Given entries:
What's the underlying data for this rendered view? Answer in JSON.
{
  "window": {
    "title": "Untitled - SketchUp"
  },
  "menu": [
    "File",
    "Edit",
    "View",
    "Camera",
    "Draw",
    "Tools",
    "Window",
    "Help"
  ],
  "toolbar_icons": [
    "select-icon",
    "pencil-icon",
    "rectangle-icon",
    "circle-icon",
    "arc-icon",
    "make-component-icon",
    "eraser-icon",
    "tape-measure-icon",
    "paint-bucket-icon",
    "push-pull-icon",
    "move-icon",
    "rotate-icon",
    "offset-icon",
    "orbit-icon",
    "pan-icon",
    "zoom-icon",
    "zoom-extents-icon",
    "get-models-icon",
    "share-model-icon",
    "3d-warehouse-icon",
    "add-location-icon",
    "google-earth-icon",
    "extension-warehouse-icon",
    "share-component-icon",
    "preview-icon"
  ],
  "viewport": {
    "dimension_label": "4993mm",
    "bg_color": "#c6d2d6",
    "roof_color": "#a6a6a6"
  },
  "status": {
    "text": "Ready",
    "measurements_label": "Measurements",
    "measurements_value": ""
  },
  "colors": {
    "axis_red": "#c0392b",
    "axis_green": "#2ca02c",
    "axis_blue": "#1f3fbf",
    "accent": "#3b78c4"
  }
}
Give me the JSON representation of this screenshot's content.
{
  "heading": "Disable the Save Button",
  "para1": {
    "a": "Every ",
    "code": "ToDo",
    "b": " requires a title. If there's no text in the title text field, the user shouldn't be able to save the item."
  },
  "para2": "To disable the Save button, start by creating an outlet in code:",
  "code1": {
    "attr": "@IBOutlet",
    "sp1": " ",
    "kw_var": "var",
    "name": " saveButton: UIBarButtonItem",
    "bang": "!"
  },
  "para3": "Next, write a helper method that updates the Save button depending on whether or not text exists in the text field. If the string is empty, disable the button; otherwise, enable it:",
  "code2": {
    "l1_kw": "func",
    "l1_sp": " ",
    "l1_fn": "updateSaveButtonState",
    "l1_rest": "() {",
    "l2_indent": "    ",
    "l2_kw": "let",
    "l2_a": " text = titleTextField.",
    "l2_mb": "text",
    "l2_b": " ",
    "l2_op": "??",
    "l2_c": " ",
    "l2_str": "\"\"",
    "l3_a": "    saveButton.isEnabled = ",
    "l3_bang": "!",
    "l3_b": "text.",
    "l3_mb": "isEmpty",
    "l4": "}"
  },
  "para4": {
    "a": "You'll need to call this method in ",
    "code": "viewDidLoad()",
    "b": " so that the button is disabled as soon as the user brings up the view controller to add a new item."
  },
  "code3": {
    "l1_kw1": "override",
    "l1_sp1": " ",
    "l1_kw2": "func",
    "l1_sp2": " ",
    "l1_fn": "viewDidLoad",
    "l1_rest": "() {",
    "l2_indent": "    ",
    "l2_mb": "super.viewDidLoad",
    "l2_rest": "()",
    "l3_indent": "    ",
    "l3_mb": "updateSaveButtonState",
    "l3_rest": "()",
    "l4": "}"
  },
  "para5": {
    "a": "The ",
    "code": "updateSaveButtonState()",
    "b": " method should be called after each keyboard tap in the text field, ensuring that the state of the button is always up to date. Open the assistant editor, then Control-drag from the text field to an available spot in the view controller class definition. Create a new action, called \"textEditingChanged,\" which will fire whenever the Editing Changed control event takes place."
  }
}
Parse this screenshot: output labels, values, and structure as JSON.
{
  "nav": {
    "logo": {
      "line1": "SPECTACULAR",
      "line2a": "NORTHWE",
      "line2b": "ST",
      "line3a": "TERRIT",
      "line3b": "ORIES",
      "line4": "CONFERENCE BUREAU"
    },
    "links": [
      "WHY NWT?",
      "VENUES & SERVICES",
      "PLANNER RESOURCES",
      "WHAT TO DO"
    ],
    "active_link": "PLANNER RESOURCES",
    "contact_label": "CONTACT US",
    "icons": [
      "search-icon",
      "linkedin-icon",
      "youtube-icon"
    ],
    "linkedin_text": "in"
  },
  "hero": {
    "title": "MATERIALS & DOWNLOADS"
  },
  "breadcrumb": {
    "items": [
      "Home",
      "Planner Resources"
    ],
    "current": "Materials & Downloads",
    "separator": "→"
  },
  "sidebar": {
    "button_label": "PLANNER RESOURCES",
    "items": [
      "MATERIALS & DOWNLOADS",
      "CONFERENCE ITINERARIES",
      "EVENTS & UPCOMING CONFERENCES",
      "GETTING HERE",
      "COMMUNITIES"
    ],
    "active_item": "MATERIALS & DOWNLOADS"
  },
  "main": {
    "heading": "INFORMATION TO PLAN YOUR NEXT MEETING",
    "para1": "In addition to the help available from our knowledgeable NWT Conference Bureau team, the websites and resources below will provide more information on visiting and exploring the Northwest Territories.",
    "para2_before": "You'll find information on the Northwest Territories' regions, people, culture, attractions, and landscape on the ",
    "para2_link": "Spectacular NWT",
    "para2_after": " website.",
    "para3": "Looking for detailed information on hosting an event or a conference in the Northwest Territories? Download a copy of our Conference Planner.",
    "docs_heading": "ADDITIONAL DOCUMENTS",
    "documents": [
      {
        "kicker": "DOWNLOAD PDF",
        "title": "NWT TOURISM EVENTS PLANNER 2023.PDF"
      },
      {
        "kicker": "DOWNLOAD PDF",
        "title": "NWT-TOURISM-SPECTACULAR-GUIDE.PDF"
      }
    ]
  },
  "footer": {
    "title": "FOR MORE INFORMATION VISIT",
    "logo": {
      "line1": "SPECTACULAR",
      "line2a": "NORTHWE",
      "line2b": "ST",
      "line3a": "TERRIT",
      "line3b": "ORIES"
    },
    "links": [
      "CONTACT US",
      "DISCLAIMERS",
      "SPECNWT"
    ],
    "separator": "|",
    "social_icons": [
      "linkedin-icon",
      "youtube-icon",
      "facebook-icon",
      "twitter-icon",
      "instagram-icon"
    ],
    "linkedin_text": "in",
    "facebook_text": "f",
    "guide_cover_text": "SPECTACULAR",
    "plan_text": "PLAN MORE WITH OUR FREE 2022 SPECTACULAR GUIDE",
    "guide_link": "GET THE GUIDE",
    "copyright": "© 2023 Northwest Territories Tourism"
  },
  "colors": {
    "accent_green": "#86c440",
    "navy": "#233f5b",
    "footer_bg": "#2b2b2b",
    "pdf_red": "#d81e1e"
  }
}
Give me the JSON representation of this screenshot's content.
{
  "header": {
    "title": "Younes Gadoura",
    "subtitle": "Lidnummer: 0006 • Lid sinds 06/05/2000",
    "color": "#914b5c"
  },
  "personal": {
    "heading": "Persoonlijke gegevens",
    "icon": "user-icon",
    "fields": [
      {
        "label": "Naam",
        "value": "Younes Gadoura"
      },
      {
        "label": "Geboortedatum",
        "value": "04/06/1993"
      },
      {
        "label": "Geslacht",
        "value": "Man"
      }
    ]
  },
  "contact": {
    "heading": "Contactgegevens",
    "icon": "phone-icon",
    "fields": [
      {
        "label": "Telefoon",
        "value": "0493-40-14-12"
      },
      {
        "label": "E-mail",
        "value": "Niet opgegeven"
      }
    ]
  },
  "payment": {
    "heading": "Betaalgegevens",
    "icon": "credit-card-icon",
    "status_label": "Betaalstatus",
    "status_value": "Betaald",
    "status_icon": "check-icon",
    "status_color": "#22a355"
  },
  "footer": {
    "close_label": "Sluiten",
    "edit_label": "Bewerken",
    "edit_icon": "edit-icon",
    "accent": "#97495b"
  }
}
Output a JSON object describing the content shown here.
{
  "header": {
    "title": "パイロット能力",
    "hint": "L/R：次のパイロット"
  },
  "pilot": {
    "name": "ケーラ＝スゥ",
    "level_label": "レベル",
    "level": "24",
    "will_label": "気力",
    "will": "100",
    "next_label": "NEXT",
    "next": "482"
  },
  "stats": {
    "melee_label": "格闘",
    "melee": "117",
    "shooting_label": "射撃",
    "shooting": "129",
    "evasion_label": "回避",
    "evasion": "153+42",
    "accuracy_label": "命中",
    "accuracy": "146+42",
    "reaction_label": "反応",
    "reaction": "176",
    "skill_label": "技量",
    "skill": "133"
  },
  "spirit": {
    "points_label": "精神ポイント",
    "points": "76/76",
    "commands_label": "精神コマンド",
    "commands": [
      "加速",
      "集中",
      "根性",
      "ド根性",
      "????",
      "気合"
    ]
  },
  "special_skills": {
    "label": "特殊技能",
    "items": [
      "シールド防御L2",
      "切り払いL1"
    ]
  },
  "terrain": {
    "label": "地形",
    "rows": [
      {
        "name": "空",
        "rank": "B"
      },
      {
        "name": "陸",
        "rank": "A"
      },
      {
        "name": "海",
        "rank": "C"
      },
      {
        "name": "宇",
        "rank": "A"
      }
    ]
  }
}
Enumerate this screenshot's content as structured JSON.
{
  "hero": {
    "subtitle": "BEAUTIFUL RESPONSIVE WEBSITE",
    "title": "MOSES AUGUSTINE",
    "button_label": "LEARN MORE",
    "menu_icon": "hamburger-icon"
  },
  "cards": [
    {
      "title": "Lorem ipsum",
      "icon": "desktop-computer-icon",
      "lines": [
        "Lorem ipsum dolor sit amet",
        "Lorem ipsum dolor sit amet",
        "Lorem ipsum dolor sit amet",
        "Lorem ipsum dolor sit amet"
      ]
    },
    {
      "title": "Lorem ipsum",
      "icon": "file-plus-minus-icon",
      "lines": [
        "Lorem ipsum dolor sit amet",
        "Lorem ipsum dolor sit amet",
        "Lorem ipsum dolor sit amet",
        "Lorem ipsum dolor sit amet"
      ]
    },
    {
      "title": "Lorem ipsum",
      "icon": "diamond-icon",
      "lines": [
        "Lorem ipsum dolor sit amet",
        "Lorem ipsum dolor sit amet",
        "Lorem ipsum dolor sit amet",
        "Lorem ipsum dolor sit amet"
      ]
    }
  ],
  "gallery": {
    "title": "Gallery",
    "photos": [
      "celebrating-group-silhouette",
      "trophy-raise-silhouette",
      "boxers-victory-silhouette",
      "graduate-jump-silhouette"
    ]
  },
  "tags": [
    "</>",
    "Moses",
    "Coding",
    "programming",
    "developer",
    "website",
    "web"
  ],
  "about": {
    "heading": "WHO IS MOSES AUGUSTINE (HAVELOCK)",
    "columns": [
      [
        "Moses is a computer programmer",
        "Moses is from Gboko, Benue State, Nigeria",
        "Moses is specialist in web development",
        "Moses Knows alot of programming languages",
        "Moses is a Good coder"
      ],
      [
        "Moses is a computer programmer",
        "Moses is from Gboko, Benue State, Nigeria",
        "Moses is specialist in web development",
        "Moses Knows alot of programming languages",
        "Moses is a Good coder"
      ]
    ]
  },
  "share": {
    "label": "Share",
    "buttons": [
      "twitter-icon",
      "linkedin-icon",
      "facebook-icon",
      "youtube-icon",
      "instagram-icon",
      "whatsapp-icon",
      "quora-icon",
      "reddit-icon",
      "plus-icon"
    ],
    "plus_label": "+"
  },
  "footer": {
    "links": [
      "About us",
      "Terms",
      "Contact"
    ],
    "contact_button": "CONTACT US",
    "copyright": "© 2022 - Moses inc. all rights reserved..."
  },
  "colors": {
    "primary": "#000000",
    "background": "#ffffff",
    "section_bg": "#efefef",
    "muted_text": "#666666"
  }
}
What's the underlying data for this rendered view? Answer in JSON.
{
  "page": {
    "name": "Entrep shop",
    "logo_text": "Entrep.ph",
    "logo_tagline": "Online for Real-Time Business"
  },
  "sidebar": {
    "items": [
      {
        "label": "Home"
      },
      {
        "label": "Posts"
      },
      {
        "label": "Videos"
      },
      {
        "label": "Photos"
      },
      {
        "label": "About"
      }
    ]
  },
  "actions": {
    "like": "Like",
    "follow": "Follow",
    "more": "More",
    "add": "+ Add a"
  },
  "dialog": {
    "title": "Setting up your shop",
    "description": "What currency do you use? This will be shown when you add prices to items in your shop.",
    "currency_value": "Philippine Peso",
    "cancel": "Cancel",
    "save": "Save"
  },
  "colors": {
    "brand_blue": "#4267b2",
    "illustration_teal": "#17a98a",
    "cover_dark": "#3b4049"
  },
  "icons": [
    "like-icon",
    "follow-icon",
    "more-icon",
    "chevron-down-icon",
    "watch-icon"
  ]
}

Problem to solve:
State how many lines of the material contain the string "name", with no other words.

Answer to this task:
7